After three hours, both exhausted, we headed back on the road to Mandalay, finishing my trip on a high. While the city had failed to impress at first, its mundane streets had started to grow on me. It was refreshing to see no signs of the West; no high street housing flashy franchises; no shimmering new tower blocks or classy cocktail bars.
Road to Mandalay – in words and song
On the Road to Mandalay comes from the poem by Rudyard Kipling called Mandalay that was published in 1892 in Barrack-Room Ballads, and Other Verses, although it was was written in 1890, when Kipling was 24. Clearly influenced by the beauty of the local women, Kipling adopts the persona of a young soldier who is longing for Asian exoticism from the cold of England.
Ironically, though the poem keeps on referring to the “road” to Mandalay, the normal route to the city from the then capital Rangoon, now Yangon, was by paddle steamer along the Irrawaddy River. Now fortunately Mandalay is easily accessible by road, although you can still travel there by boat if you choose.
The text was adapted for the song On the Road to Mandalay which was released by Frank Sinatra on the album, Come Fly with Me.
Like many parts of Myanmar, for now, Mandalay remains relatively untainted by tourism, or the outside world. Tradition still prevails, with many men and women, both young and old, sporting lungis. Life still has a laid-back, almost lackadaisical, feel to it. Food other than Burmese is scarce, but who cares when it’s so diverse, taking in cuisine influenced by its Chinese, Indian and Thai neighbours.
The sight of tourists still provokes a response. As we stood on the terrace of the sprawling Sutaungpyei pagoda at the 790ft summit of Mandalay Hill on the outskirts of the city, waiting for the sun to slip behind the panorama of rising hills on the horizon, crowds of monks practiced their English on us, relaying dreams of studying at Oxford University.
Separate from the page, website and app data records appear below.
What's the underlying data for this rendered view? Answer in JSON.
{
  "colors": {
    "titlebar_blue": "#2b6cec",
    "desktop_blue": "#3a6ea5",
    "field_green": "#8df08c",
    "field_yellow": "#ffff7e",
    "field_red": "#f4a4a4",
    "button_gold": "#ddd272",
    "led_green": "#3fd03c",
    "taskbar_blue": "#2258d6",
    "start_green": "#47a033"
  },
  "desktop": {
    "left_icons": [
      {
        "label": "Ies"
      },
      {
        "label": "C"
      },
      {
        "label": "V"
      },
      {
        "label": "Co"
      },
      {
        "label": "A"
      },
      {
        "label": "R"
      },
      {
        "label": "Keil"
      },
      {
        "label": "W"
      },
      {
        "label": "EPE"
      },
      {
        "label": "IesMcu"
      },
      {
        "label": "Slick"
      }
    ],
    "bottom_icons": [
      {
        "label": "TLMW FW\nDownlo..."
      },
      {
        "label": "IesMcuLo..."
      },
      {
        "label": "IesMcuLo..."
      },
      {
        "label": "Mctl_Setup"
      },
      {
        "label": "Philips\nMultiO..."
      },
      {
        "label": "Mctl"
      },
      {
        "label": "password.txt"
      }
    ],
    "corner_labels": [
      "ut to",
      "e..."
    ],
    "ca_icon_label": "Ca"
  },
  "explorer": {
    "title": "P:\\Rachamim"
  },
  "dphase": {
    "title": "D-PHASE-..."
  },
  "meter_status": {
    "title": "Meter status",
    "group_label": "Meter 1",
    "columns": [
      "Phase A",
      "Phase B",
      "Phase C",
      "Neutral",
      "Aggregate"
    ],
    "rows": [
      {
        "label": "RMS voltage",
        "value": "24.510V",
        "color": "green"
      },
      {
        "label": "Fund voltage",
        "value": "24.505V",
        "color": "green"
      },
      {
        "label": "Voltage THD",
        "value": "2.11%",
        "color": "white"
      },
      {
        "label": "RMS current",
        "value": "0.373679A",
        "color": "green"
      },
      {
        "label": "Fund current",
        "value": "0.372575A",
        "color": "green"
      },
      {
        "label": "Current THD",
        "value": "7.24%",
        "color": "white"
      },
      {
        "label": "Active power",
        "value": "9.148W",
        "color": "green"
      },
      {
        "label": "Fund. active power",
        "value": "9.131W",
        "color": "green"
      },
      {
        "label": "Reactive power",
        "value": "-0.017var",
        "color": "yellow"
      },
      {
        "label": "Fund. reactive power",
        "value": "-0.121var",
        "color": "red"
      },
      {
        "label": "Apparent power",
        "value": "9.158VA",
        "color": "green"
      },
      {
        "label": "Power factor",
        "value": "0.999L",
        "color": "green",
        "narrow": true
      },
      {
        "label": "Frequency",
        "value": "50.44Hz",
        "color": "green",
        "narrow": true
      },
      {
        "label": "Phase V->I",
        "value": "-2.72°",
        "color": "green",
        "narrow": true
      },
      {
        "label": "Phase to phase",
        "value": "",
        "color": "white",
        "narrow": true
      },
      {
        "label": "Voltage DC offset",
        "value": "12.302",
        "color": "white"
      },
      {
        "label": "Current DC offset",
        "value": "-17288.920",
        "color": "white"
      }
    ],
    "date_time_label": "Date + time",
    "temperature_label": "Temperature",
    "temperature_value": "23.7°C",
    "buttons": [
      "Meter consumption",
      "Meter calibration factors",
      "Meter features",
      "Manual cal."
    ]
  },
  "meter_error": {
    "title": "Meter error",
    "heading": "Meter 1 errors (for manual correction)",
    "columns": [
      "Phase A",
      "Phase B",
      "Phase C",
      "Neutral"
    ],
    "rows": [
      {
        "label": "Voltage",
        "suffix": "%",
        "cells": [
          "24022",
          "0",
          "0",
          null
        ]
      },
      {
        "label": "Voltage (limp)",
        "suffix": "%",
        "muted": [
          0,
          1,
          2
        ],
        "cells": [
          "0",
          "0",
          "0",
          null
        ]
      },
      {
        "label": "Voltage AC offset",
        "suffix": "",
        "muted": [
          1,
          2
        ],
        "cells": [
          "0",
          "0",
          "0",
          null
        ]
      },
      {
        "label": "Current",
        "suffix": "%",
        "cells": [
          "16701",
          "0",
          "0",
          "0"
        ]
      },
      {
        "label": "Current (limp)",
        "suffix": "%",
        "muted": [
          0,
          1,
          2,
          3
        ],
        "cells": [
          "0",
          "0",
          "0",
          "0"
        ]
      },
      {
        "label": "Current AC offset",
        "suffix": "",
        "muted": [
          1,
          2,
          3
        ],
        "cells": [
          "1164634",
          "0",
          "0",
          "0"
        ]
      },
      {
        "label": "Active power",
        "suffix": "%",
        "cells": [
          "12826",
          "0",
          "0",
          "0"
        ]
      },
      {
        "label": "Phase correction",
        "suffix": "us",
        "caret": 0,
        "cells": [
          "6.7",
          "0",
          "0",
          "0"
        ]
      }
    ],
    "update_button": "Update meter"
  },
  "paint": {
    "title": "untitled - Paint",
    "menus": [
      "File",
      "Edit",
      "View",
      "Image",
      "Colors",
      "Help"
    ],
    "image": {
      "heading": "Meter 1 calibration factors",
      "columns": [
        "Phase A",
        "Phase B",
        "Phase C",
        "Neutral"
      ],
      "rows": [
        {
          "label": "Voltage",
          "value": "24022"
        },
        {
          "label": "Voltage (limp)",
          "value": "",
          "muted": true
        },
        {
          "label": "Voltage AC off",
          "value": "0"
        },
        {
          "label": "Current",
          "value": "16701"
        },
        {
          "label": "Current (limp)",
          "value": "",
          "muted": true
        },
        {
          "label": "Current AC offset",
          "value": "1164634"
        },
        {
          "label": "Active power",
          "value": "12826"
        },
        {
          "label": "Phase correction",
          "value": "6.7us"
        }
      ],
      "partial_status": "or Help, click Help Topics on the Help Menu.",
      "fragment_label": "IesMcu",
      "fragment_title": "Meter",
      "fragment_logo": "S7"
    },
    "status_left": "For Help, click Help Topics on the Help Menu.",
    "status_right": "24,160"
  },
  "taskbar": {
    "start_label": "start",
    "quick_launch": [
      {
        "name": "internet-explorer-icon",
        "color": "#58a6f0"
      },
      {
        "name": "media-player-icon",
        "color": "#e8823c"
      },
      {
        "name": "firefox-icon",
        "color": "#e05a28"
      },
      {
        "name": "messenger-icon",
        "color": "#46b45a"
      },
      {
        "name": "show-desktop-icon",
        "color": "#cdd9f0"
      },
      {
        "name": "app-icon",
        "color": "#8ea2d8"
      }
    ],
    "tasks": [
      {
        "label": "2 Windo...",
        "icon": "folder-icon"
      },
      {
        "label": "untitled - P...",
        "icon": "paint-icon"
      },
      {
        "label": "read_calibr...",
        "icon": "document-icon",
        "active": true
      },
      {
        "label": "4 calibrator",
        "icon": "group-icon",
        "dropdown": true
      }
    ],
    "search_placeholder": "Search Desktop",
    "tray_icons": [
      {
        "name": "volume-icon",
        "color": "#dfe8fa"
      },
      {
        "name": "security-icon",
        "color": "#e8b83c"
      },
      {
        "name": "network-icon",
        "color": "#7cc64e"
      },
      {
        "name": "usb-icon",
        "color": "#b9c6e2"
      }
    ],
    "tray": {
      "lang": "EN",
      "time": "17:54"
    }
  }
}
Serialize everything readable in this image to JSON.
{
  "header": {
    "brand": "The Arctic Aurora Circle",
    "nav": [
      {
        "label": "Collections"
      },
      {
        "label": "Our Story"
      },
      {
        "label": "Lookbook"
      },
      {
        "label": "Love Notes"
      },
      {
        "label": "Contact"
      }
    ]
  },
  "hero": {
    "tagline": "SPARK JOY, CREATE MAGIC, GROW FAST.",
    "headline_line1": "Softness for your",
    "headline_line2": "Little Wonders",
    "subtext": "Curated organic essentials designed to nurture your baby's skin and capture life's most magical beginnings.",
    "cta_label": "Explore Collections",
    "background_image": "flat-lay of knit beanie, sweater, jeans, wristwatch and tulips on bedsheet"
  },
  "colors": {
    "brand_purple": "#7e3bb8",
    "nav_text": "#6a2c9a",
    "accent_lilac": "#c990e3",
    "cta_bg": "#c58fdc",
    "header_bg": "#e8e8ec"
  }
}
And as we meandered through the many markets and carefully teetered half-way across the creaking teak wood U Bein Bridge, that miraculously stretches 1.2km across Taung Tha Man Lake, we were once again accosted by friendly, inquisitive locals wanting us to pose for pictures.
Charm this city has in bucket loads, if you scratch beneath the surface. The question is – how long will it last?